When I hear ice clinking in a glass
I think of my mother and how we could tell,
by slur or by gait, if she’d had one drink

or two-and-a-half; how, by the third, a chill
would coat her in a hardened shell,
or she’d rain down like hail with tearful

stories we’d heard before. I’d call around
to the usual bars when I was ten, long after
dinner, long after bedtime. I’d check

to make sure she was breathing
when she slept, ribs rising & falling
in slow frigid waves. But there are no

middle-of-the-night rantings now,
no shaking us awake from our splintered
sleep, making us get up

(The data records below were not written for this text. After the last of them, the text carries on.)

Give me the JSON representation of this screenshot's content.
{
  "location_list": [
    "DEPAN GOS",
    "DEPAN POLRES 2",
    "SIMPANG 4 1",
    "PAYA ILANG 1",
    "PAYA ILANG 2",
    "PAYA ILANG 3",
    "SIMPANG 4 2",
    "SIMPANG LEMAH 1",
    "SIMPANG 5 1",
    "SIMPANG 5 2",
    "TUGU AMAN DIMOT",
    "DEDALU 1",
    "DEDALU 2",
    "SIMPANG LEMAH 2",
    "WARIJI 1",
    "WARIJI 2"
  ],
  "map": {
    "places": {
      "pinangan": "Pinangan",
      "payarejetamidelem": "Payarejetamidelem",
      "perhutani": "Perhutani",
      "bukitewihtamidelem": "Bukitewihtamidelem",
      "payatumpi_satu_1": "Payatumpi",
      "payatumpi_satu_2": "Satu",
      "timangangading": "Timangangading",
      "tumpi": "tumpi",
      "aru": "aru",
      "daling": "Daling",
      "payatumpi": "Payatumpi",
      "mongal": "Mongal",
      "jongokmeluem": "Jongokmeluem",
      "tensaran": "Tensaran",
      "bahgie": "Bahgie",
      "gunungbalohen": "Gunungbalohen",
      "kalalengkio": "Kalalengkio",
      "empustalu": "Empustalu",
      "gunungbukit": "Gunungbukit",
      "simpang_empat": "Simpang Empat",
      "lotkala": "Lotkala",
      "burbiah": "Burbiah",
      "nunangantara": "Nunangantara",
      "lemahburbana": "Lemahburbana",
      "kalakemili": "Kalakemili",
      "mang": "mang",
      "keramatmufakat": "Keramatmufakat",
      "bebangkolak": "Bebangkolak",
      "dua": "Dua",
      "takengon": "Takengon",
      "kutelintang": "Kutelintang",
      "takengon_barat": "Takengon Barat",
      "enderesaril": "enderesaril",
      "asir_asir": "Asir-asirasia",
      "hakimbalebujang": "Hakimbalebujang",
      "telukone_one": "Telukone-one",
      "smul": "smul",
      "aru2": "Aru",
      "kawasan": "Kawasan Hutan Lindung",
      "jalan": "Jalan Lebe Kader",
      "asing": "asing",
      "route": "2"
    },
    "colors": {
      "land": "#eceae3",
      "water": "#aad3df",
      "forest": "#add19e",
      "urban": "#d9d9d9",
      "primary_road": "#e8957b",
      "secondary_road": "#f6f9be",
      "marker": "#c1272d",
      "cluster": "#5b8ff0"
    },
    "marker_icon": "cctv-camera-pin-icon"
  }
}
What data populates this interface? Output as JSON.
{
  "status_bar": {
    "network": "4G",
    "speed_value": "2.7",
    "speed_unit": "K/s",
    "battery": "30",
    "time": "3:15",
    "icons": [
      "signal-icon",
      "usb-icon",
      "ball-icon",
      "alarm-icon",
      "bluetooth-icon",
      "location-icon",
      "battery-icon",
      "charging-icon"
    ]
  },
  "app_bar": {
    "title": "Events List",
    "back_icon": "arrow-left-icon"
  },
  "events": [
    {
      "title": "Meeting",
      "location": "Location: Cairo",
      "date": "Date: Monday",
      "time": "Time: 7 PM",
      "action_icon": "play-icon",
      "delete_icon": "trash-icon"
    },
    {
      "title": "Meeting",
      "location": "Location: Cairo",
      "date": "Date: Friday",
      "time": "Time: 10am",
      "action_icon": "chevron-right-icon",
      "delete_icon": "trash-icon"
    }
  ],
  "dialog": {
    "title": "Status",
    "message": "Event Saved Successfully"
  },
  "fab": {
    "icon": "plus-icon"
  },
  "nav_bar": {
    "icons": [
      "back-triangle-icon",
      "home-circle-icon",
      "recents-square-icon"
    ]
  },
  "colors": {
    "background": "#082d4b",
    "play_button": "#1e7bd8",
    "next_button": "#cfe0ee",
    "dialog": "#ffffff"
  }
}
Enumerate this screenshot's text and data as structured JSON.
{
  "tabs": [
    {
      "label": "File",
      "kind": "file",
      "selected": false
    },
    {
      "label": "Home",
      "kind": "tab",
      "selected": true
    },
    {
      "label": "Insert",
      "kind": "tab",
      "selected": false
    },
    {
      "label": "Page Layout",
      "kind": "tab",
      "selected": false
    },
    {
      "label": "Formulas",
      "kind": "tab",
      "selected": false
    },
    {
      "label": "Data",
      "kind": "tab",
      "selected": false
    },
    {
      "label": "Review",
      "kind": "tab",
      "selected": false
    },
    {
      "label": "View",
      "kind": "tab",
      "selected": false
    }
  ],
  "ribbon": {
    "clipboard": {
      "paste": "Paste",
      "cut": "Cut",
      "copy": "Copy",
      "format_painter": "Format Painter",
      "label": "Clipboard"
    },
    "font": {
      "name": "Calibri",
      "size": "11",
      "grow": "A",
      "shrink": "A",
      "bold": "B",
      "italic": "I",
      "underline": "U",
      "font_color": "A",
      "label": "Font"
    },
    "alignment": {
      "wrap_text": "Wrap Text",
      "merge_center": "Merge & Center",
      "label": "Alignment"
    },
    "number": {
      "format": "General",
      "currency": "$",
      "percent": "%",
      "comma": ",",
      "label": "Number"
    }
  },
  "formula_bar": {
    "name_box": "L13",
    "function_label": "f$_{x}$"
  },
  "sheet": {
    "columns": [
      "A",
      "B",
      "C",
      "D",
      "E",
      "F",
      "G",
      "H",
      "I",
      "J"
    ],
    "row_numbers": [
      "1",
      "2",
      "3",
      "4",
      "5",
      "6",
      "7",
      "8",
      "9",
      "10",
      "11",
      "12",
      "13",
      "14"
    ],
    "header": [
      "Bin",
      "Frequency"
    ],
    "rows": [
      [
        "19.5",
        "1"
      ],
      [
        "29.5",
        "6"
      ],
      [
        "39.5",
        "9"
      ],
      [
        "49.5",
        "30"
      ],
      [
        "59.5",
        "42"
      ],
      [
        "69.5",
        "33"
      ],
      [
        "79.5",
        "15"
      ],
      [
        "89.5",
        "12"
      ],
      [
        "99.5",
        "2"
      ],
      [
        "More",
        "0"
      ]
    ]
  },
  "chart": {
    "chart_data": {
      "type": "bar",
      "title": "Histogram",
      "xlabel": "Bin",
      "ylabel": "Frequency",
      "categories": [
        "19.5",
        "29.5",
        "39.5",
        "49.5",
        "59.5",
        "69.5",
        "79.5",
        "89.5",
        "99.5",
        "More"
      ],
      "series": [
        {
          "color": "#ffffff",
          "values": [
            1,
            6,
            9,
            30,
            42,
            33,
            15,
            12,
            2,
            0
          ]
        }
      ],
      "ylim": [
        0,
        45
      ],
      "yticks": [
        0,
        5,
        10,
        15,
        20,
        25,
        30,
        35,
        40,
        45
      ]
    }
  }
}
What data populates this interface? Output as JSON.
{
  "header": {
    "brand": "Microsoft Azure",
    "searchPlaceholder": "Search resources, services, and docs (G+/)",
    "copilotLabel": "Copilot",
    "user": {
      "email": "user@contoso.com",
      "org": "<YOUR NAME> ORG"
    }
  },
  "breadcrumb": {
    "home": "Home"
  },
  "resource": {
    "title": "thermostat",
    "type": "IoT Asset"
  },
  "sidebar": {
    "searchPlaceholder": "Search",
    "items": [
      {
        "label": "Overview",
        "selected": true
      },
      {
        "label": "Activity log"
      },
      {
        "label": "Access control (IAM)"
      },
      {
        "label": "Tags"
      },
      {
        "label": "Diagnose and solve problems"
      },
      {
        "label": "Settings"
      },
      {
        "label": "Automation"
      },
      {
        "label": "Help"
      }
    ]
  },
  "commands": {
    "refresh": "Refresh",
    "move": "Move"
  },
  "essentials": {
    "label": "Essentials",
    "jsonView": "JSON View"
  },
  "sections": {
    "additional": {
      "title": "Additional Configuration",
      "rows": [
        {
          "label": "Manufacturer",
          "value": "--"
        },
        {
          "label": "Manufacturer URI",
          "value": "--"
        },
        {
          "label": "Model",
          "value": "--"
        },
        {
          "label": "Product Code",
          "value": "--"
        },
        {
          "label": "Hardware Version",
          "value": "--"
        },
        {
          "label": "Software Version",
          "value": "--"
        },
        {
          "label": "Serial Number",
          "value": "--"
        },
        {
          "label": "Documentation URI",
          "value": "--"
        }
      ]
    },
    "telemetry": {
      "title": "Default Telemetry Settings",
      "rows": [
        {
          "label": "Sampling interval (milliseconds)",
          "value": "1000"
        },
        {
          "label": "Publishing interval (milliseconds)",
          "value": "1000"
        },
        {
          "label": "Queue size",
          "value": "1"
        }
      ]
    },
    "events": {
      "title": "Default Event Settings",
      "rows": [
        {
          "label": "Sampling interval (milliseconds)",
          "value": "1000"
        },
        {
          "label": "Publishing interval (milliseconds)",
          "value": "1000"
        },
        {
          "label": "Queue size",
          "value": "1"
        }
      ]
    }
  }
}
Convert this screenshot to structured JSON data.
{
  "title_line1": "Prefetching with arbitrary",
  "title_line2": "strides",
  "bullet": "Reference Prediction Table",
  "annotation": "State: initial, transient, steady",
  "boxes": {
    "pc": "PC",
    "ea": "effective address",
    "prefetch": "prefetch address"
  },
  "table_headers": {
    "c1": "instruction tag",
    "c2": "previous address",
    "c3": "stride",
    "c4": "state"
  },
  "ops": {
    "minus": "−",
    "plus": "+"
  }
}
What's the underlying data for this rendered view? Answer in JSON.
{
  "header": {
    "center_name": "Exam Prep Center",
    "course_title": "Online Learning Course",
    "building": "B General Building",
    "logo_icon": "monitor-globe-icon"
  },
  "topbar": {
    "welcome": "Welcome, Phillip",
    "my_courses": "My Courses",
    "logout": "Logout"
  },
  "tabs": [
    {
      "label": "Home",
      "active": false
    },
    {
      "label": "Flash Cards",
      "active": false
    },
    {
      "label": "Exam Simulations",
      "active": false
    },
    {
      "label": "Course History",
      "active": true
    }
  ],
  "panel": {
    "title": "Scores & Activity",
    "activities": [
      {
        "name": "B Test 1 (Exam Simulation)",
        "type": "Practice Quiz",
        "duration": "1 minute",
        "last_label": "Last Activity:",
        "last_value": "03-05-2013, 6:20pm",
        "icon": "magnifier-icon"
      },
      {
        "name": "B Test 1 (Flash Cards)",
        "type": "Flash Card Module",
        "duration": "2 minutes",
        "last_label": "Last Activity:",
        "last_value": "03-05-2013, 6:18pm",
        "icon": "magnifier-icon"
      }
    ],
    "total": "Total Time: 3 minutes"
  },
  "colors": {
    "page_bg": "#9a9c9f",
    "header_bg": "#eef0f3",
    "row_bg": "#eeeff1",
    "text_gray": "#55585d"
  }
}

to wash dishes we’d left In the sink.
No calls from jail now as some guard
listens in, the click and static filling

the fissure between us. We drift, broken
chunks of lost glacier. We slide away,
cubes released from their frosty silver trays.

© Barb Reynolds